Since the ground often needs time to settle, it is advised that you wait about six months before you erect any kind of memorial. Otherwise, if you decide to go ahead with this too soon rather than waiting for the recommended time period, you are highly likely to find yourself ordering replacement memorials soon.

 

Thanks for reading,

Karen

How To Choose A Headstone Inscription
Feb 14, 2019   09:22 AM
by Karen

 

Headstone inscriptions are a special way to remember your loved ones who have passed away. Many people want to inscribe something that truly reflects the kind of person the deceased was, while some may choose favorite quotes or sayings. 

Some people even let their family know the inscription of their choice before their time comes, but if this isn’t the case, it will be up to you, as a loved one, to choose the headstone inscriptions. Here are some tips to help you out.

  • Don’t rush or make decisions in haste

Remember to take your time and don’t rush into anything. Keep in mind that a headstone inscription is something that will remain for a long time, if not forever. Allow yourself and whoever is involved enough time to carefully consider all available options regarding words, design, etc.
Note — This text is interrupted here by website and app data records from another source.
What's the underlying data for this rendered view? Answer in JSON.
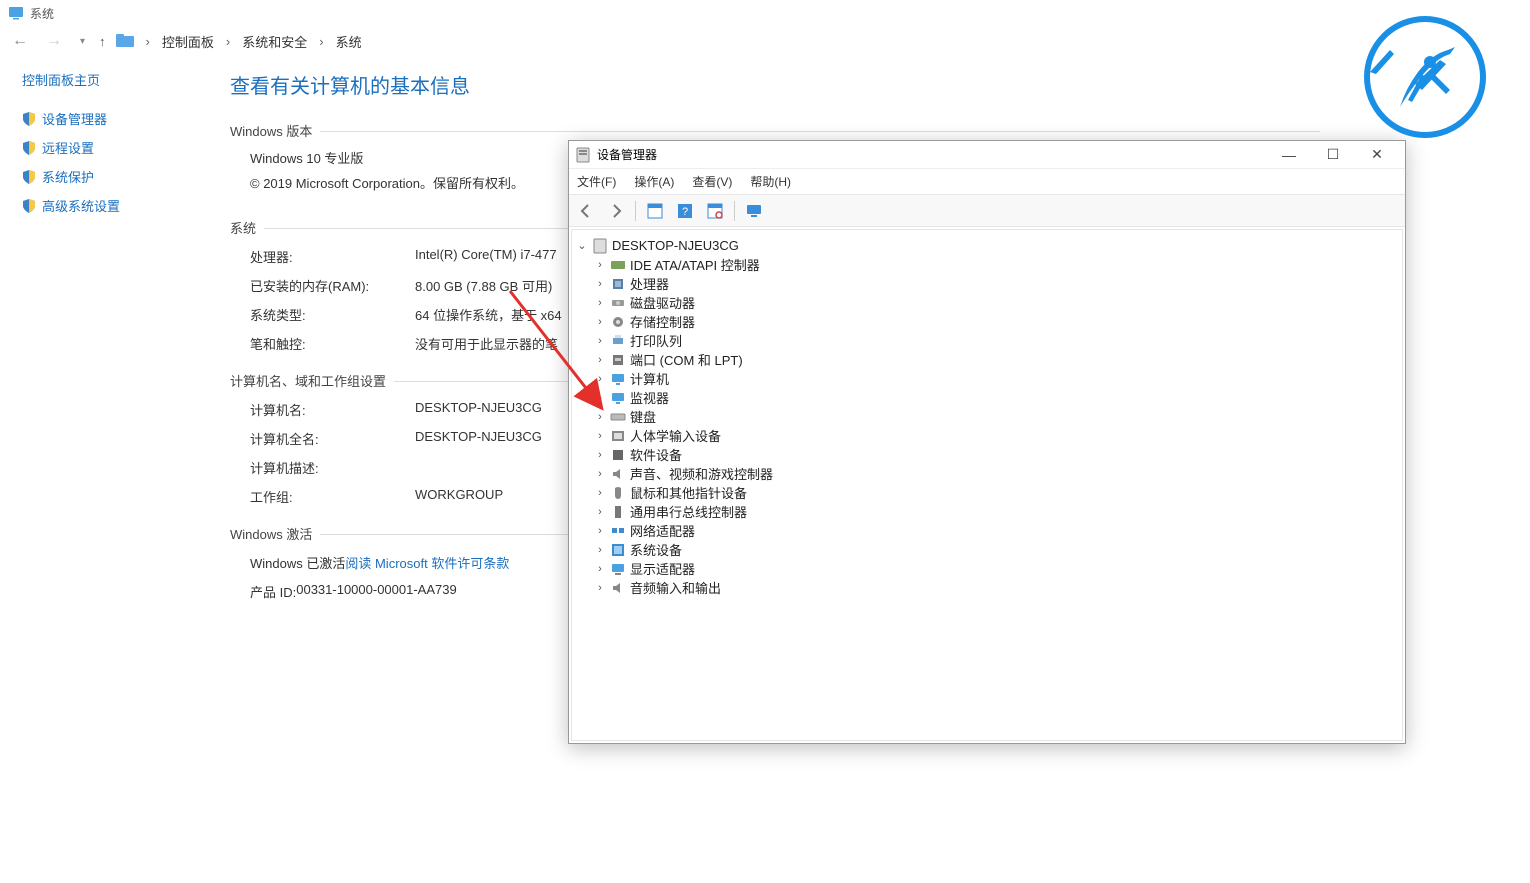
{
  "window": {
    "title": "系统"
  },
  "breadcrumb": {
    "items": [
      "控制面板",
      "系统和安全",
      "系统"
    ]
  },
  "sidebar": {
    "home": "控制面板主页",
    "items": [
      {
        "label": "设备管理器"
      },
      {
        "label": "远程设置"
      },
      {
        "label": "系统保护"
      },
      {
        "label": "高级系统设置"
      }
    ]
  },
  "main": {
    "title": "查看有关计算机的基本信息",
    "windows_section_label": "Windows 版本",
    "windows_edition": "Windows 10 专业版",
    "copyright": "© 2019 Microsoft Corporation。保留所有权利。",
    "system_section_label": "系统",
    "system_rows": [
      {
        "key": "处理器:",
        "val": "Intel(R) Core(TM) i7-477"
      },
      {
        "key": "已安装的内存(RAM):",
        "val": "8.00 GB (7.88 GB 可用)"
      },
      {
        "key": "系统类型:",
        "val": "64 位操作系统，基于 x64"
      },
      {
        "key": "笔和触控:",
        "val": "没有可用于此显示器的笔"
      }
    ],
    "domain_section_label": "计算机名、域和工作组设置",
    "domain_rows": [
      {
        "key": "计算机名:",
        "val": "DESKTOP-NJEU3CG"
      },
      {
        "key": "计算机全名:",
        "val": "DESKTOP-NJEU3CG"
      },
      {
        "key": "计算机描述:",
        "val": ""
      },
      {
        "key": "工作组:",
        "val": "WORKGROUP"
      }
    ],
    "activation_section_label": "Windows 激活",
    "activation_status_prefix": "Windows 已激活 ",
    "activation_link": "阅读 Microsoft 软件许可条款",
    "product_id_label": "产品 ID: ",
    "product_id": "00331-10000-00001-AA739"
  },
  "dm": {
    "title": "设备管理器",
    "menu": [
      "文件(F)",
      "操作(A)",
      "查看(V)",
      "帮助(H)"
    ],
    "root": "DESKTOP-NJEU3CG",
    "nodes": [
      {
        "icon": "ide",
        "label": "IDE ATA/ATAPI 控制器"
      },
      {
        "icon": "chip",
        "label": "处理器"
      },
      {
        "icon": "disk",
        "label": "磁盘驱动器"
      },
      {
        "icon": "gear",
        "label": "存储控制器"
      },
      {
        "icon": "printer",
        "label": "打印队列"
      },
      {
        "icon": "port",
        "label": "端口 (COM 和 LPT)"
      },
      {
        "icon": "monitor",
        "label": "计算机"
      },
      {
        "icon": "monitor",
        "label": "监视器"
      },
      {
        "icon": "kbd",
        "label": "键盘"
      },
      {
        "icon": "hid",
        "label": "人体学输入设备"
      },
      {
        "icon": "soft",
        "label": "软件设备"
      },
      {
        "icon": "speaker",
        "label": "声音、视频和游戏控制器"
      },
      {
        "icon": "mouse",
        "label": "鼠标和其他指针设备"
      },
      {
        "icon": "usb",
        "label": "通用串行总线控制器"
      },
      {
        "icon": "net",
        "label": "网络适配器"
      },
      {
        "icon": "sys",
        "label": "系统设备"
      },
      {
        "icon": "display",
        "label": "显示适配器"
      },
      {
        "icon": "speaker",
        "label": "音频输入和输出"
      }
    ]
  }
}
  •  Avoid using words unnecessarily

Don’t clutter the headstone with unnecessary words. Simple, short, yet meaningful, wordings are a good choice. For example, don’t clutter with common wordings like “In loving memory of”. Instead, choose words that have an impact on a personal level. 

  • Choose designs and fonts that are timeless

You don’t have to conform to trends that everyone else is following. Choose designs and fonts that you really like, and will stand the test of time. Besides, the designs and fonts chosen can really make a difference on the entire look and feel of the headstone so choose carefully. 

  • Consider quotes from poems, books, or songs

While some people like to put words like “Beloved brother, father and grandfather” or something similar, it may be a good idea to use quotes from poems, books or songs that the deceased really liked, or what you think would accurately capture the feeling of loss, love, or grief.

 

Thanks for reading,

Karen